The Sri Lankan government announced its withdrawal from the five-year-old cease-fire with the Tamil Tigers Wednesday. The Norwegian-brokered 2002 truce treaty was ignored by both sides, but analysts say the formal withdrawal would open the door to even greater violence.
The Guardian reports that the Sri Lankan government opted to officially abandon the cease-fire on Wednesday, following the latest spate of violence between Colombo and the independence-seeking rebels of the Tamil Tigers, formally known as the Liberation Tigers of Tamil Eelam (LTTE).
The agreement was signed in February 2002 by Ranil Wickremesinghe, who was prime minister at the time, and Velupillai Prabhakaran, the Tamil Tigers' reclusive leader - but it has been in tatters for the past two years. Anura Yapa, the cabinet spokesman and media minister, said: "Today it was proposed to the cabinet by the honourable prime minister that the ceasefire is no longer valid and it's time to withdraw from the ceasefire agreement. All the ministers agreed to the proposal."
The Tamil Tigers have been fighting for an independent homeland for the Tamil minority in northern and eastern Sri Lanka since the 1980s. The rebels have been designated a terrorist organization by several nations, including the US, Britain, and the European Union.
The Associated Press reports that on Thursday, Mr. Yapa left the door open to future peace talks, provided the Tigers disarm first. But, he said it was "useless talking to them now," as fighting between the Tigers and the government raged even during the cease-fire.
The withdrawal is mainly symbolic, signifying the end of an agreement once hailed as a harbinger for peace. It most likely means the end of a Norwegian monitoring mission that was one of the few independent observers to the war in the jungles of Sri Lanka's north. Ending the accord was a "serious step," the Norwegian international development minister and key mediator, Erik Solheim, said on the website of Norway's foreign ministry. "This comes on top of the increasingly frequent and brutal acts of violence perpetrated by both parties, and I am deeply concerned that the violence and hostilities will now escalate even further," Solheim said.
"This means all-out war," said Iqbal Athas, an analyst with Jane's Defence Weekly in Colombo. "The government has dropped the peace option and has opted for a fuller military onslaught on the rebels. "One thing is certain, there'll be more confrontations. There'll be more violence now," he added. "The government perceives it to be end-game ... It will be the most intense period of war Sri Lanka has seen."
Even before the announcement of the cease-fire withdrawal, the government showed signs of wanting to launch a new offensive against the Tigers, according to an Agence France-Presse report.
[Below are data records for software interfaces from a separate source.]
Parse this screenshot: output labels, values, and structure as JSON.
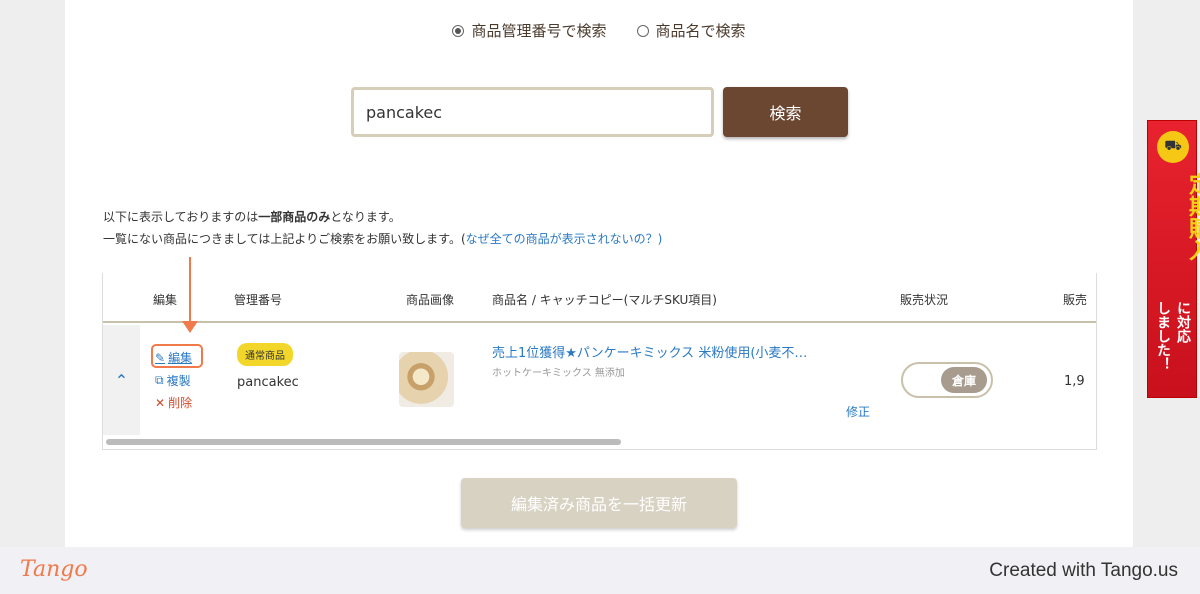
{
  "search": {
    "radio_options": [
      {
        "label": "商品管理番号で検索",
        "selected": true
      },
      {
        "label": "商品名で検索",
        "selected": false
      }
    ],
    "input_value": "pancakec",
    "button_label": "検索"
  },
  "notice": {
    "line1_pre": "以下に表示しておりますのは",
    "line1_bold": "一部商品のみ",
    "line1_post": "となります。",
    "line2_pre": "一覧にない商品につきましては上記よりご検索をお願い致します。(",
    "line2_link": "なぜ全ての商品が表示されないの？",
    "line2_post": ")"
  },
  "table": {
    "headers": {
      "edit": "編集",
      "code": "管理番号",
      "image": "商品画像",
      "name": "商品名 / キャッチコピー(マルチSKU項目)",
      "status": "販売状況",
      "price": "販売"
    },
    "row": {
      "actions": {
        "edit": "編集",
        "copy": "複製",
        "delete": "削除"
      },
      "badge": "通常商品",
      "code": "pancakec",
      "name": "売上1位獲得★パンケーキミックス 米粉使用(小麦不…",
      "catchcopy": "ホットケーキミックス 無添加",
      "fix_label": "修正",
      "status_toggle": "倉庫",
      "price_partial": "1,9"
    }
  },
  "bulk_update_label": "編集済み商品を一括更新",
  "banner": {
    "main_text": "定期購入",
    "sub_text_1": "に対応",
    "sub_text_2": "しました！"
  },
  "footer": {
    "logo": "Tango",
    "created": "Created with Tango.us"
  },
  "colors": {
    "brown": "#6b4731",
    "link": "#2a79c3",
    "highlight": "#f07a49",
    "badge": "#f2d72a"
  }
}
Over the last weekend, state-run newspapers in Sri Lanka had quoted officials promising a military victory over the rebels in 2008, the AFP said.
"We can bring the war against the LTTE to a turning point once we are able to destroy the LTTE capabilities to operate in bunkers and forward defence lines," [Army chief Sarath] Fonseka was quoted as saying in the [state-run] Daily News.
The paper also quoted both navy chief Wasantha Karannagoda and air force commander Roshan Gunatilleke as saying they were "confident" of defeating the Tigers in the new year.
On Saturday, Defense Secretary Gotabhaya Rajapaksa – brother of Sri Lankan President Mahinda Rajapaksa - drew attention to the number of truce violations, reports Indian daily The Hindu. "The Ceasefire Agreement exists only on paper. Obviously we can see that there is no ceasefire. It has become a joke," he said.
From the beginning of the truce in 2002 until April 2007, the Tamil Tigers violated the cease-fire 3,830 times, while the government violated it 351 times, according to figures cited by The Hindu.
India may help the Sri Lankan government fight the Tigers. United Press International reports that India, citing an increased "threat perception" of the Tigers, announced plans Wednesday for joint military exercises with Sri Lankan forces in early 2008.
Sri Lanka's military believes it is gaining the upper hand in the conflict, but the withdrawal decision may also be politically motivated, reports Agence France-Presse.
Analysts said the government of President Mahinda Rajapakse, which has a slim majority in parliament, may also have pulled out of the truce to woo the hardline but influential People's Liberation Front, or the JVP. The JVP saved the government from a humiliating defeat at the December budget vote and has been demanding the abrogation of the ceasefire and an end to Norway's role on the troubled island. Press reports here speculated that the end of the truce could pave the way for the JVP to rejoin the government it left in 2005.
The government's decision to leave the treaty comes amid a new spate of violence in the capital city of Colombo, reports CNN. The government accused the Tigers of planting a bomb that hit an Army bus Wednesday, killing at least four and wounding 28 others. A day earlier, a member of a Tamil opposition party was killed by a gunman outside a Hindu temple.